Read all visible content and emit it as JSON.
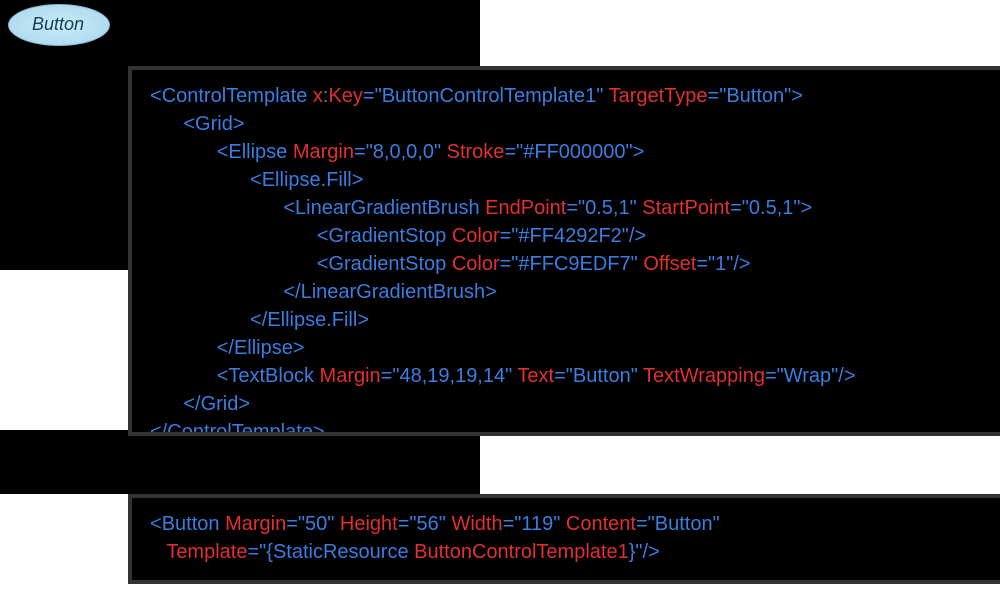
{
  "button": {
    "label": "Button"
  },
  "code1": {
    "html": "<span class='punct'>&lt;</span><span class='kw'>ControlTemplate</span> <span class='attr'>x</span><span class='punct'>:</span><span class='attr'>Key</span><span class='punct'>=</span><span class='val'>\"ButtonControlTemplate1\"</span> <span class='attr'>TargetType</span><span class='punct'>=</span><span class='val'>\"Button\"</span><span class='punct'>&gt;</span>\n      <span class='punct'>&lt;</span><span class='kw'>Grid</span><span class='punct'>&gt;</span>\n            <span class='punct'>&lt;</span><span class='kw'>Ellipse</span> <span class='attr'>Margin</span><span class='punct'>=</span><span class='val'>\"8,0,0,0\"</span> <span class='attr'>Stroke</span><span class='punct'>=</span><span class='val'>\"#FF000000\"</span><span class='punct'>&gt;</span>\n                  <span class='punct'>&lt;</span><span class='kw'>Ellipse.Fill</span><span class='punct'>&gt;</span>\n                        <span class='punct'>&lt;</span><span class='kw'>LinearGradientBrush</span> <span class='attr'>EndPoint</span><span class='punct'>=</span><span class='val'>\"0.5,1\"</span> <span class='attr'>StartPoint</span><span class='punct'>=</span><span class='val'>\"0.5,1\"</span><span class='punct'>&gt;</span>\n                              <span class='punct'>&lt;</span><span class='kw'>GradientStop</span> <span class='attr'>Color</span><span class='punct'>=</span><span class='val'>\"#FF4292F2\"</span><span class='punct'>/&gt;</span>\n                              <span class='punct'>&lt;</span><span class='kw'>GradientStop</span> <span class='attr'>Color</span><span class='punct'>=</span><span class='val'>\"#FFC9EDF7\"</span> <span class='attr'>Offset</span><span class='punct'>=</span><span class='val'>\"1\"</span><span class='punct'>/&gt;</span>\n                        <span class='punct'>&lt;/</span><span class='kw'>LinearGradientBrush</span><span class='punct'>&gt;</span>\n                  <span class='punct'>&lt;/</span><span class='kw'>Ellipse.Fill</span><span class='punct'>&gt;</span>\n            <span class='punct'>&lt;/</span><span class='kw'>Ellipse</span><span class='punct'>&gt;</span>\n            <span class='punct'>&lt;</span><span class='kw'>TextBlock</span> <span class='attr'>Margin</span><span class='punct'>=</span><span class='val'>\"48,19,19,14\"</span> <span class='attr'>Text</span><span class='punct'>=</span><span class='val'>\"Button\"</span> <span class='attr'>TextWrapping</span><span class='punct'>=</span><span class='val'>\"Wrap\"</span><span class='punct'>/&gt;</span>\n      <span class='punct'>&lt;/</span><span class='kw'>Grid</span><span class='punct'>&gt;</span>\n<span class='punct'>&lt;/</span><span class='kw'>ControlTemplate</span><span class='punct'>&gt;</span>"
  },
  "code2": {
    "html": "<span class='punct'>&lt;</span><span class='kw'>Button</span> <span class='attr'>Margin</span><span class='punct'>=</span><span class='val'>\"50\"</span> <span class='attr'>Height</span><span class='punct'>=</span><span class='val'>\"56\"</span> <span class='attr'>Width</span><span class='punct'>=</span><span class='val'>\"119\"</span> <span class='attr'>Content</span><span class='punct'>=</span><span class='val'>\"Button\"</span>\n   <span class='attr'>Template</span><span class='punct'>=</span><span class='val'>\"</span><span class='punct'>{</span><span class='kw'>StaticResource</span> <span class='attr'>ButtonControlTemplate1</span><span class='punct'>}</span><span class='val'>\"</span><span class='punct'>/&gt;</span>"
  }
}
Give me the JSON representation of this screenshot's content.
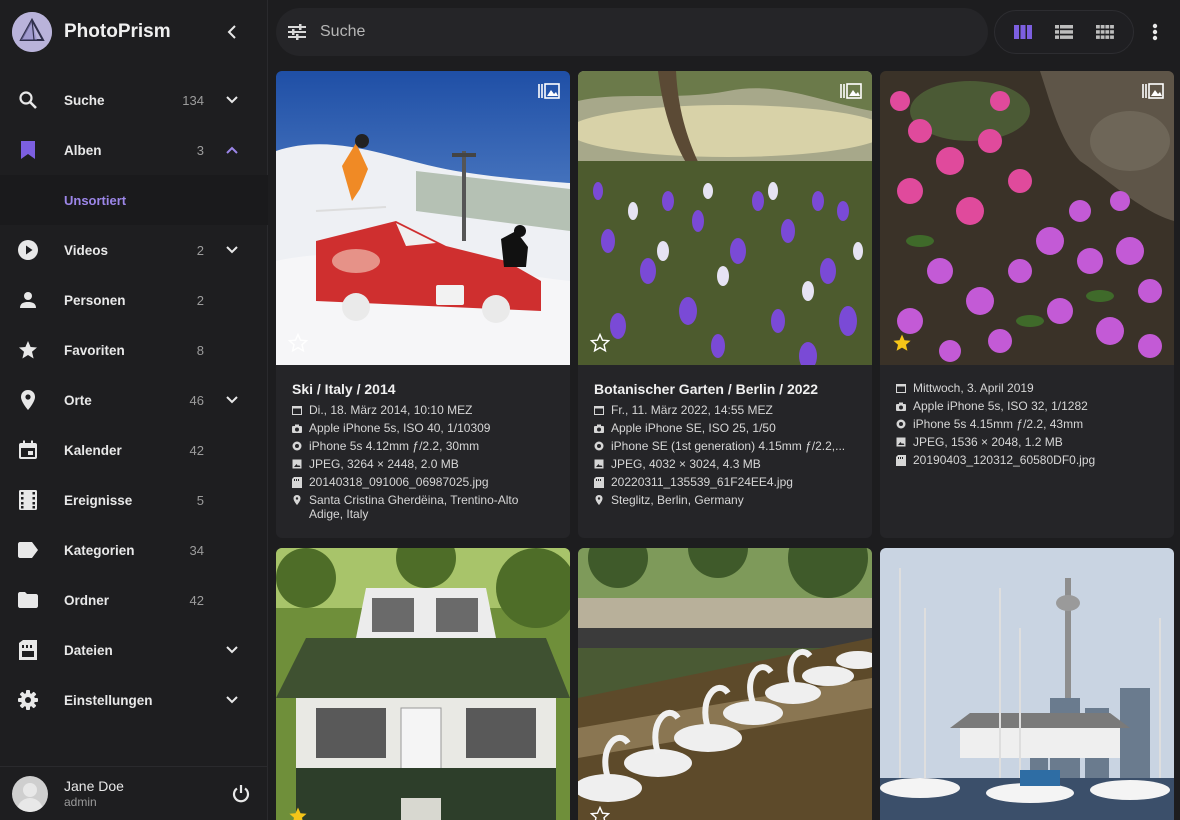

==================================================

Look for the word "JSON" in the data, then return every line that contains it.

__Result for this exercise__
Read all visible content and emit it as JSON.
Give me the JSON representation of this screenshot's content.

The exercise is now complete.